How much is my Business Worth?

Source: By Chris Nobbs

Many of the planned exits from a business require that a valuation be undertaken.  Naturally when you do this you will be getting guidance from your accountant but it can be very helpful to understand the basic methods used to value a business.  These include:

The Profit Valuation Method
The Asset Valuation Method
Discounted Cash Flow Analysis

The Profit Valuation Method

One way of getting a broad estimate of the value of a business is by multiplying the net profit before tax by a given factor.  The chances a business has of being successful will determine this factor.

Past financial statements and income tax records are one way of working out the net profit of a business.  Certainty can be increased by investing a week standing by the till (or its equivalent), keeping track of the amount of money being paid by customers.

All businesses have different chances of succeeding.  Those more likely to be successful (or perceived to be more likely to be successful) will probably be relatively more expensive to buy.  For example a newsagency, which is traditionally seen as being a very secure business, may be worth three times proven net profit.  On the other hand, restaurants are seen as less secure and may sell at only two times the proven net profit.

Other factors can influence the value of a business.  Consider two restaurants, both having a net profit of $ 80,000 a year.  If restaurants are selling for two times net profit, then both businesses should be valued at around $ 160,000.  But what happens if the first restaurant is in a community where the population is growing and the second is in a community where the population is decreasing.  All other things being equal, and given that both restaurants are on the market for $ 160,000, the first is likely to be the better buy.

The Profit Valuation Method is commonly used but is not based on sound financial management principles and should never be regarded as anything more than a ‘ball-park’ indication of the true value of a business.

The Asset Valuation Method

Another commonly used method, and one used by many accountants, is the Asset Valuation Method.  It involves assessing the value of the assets that will be transferred on the sale of the business.  These may include equipment, furnishings and stock.

Sometimes the value of the business will be greater than the value of the net tangible assets (fixed assets, stock on hand at cost, and debtors less any amount owing to third parties).  The difference is known as goodwill.  To the vendor this will represent compensation for the business’ reputation … the hard work the owner has put in getting the business to where it is today.  To the buyer it represents a premium for the future earning capacity of the business.  Goodwill represents the fact that the business can earn more money than a newly established business because it already has a customer base. 

So, Value of Business = Net Tangible Assets + Goodwill

There are several methods of calculating goodwill.  One that is commonly used relies on basing the value of the business on a required return on investment (ROI). 

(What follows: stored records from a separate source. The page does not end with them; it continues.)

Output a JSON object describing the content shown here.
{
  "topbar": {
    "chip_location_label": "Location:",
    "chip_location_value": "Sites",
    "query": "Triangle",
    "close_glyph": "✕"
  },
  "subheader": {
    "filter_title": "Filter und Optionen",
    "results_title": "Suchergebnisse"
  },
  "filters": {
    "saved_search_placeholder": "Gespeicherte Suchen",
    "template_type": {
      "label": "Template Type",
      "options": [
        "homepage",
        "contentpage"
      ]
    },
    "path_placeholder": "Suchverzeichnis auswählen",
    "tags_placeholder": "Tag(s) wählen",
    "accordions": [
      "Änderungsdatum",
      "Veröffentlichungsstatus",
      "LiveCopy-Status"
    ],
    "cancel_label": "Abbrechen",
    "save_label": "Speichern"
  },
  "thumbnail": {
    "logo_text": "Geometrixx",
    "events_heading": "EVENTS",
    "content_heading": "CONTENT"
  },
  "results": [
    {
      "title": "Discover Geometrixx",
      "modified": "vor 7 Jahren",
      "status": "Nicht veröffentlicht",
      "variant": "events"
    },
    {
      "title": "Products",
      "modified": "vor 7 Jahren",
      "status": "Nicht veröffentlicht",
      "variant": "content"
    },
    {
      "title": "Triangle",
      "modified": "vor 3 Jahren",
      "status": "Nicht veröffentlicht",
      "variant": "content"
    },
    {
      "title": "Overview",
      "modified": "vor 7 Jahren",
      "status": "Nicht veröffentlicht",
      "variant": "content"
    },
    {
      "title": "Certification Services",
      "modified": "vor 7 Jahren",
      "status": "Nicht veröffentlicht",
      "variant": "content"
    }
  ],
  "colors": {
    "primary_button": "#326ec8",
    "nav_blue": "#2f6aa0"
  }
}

The main problem with the Asset Valuation Method is that it relies on past profitability and does not take into account the premium that might be justified for strong growth businesses or even a discount for those businesses that are in decline.

Discounted Cash Flow Analysis

A method that does take into account future cash flows is Discounted Cash Flow Analysis.  The method is mainly used in feasibility studies, assessing whether an investment opportunity should be pursued or not, rather than as a business valuation tool.

Discounted Cash Flow Analysis is based on determining the present value of a business’ production opportunities or future cash flows.  To compare cash flows from different points in time it is necessary to discount them to their present value … in other words, restating all future cash flows as if they were received today.

It is important to realise that ‘cash flows’ are not the same as ‘profits’ … they are flows of cash in and out of the business.  Non-cash transactions (such as depreciation) may affect profit directly, but they only indirectly (through tax savings) affect cash flows.  In addition, whilst the purchase of fixed assets does not directly affect profits, such expenditure is definitely a cash outflow.

Usually the most difficult aspect of using discounted cash flow analysis is to reliably determine future cash flows.  It is advisable that you seek the advice and assistance of an appropriately qualified and experienced accountant to determine future cash flows and before using discounted cash flow analysis to value a business.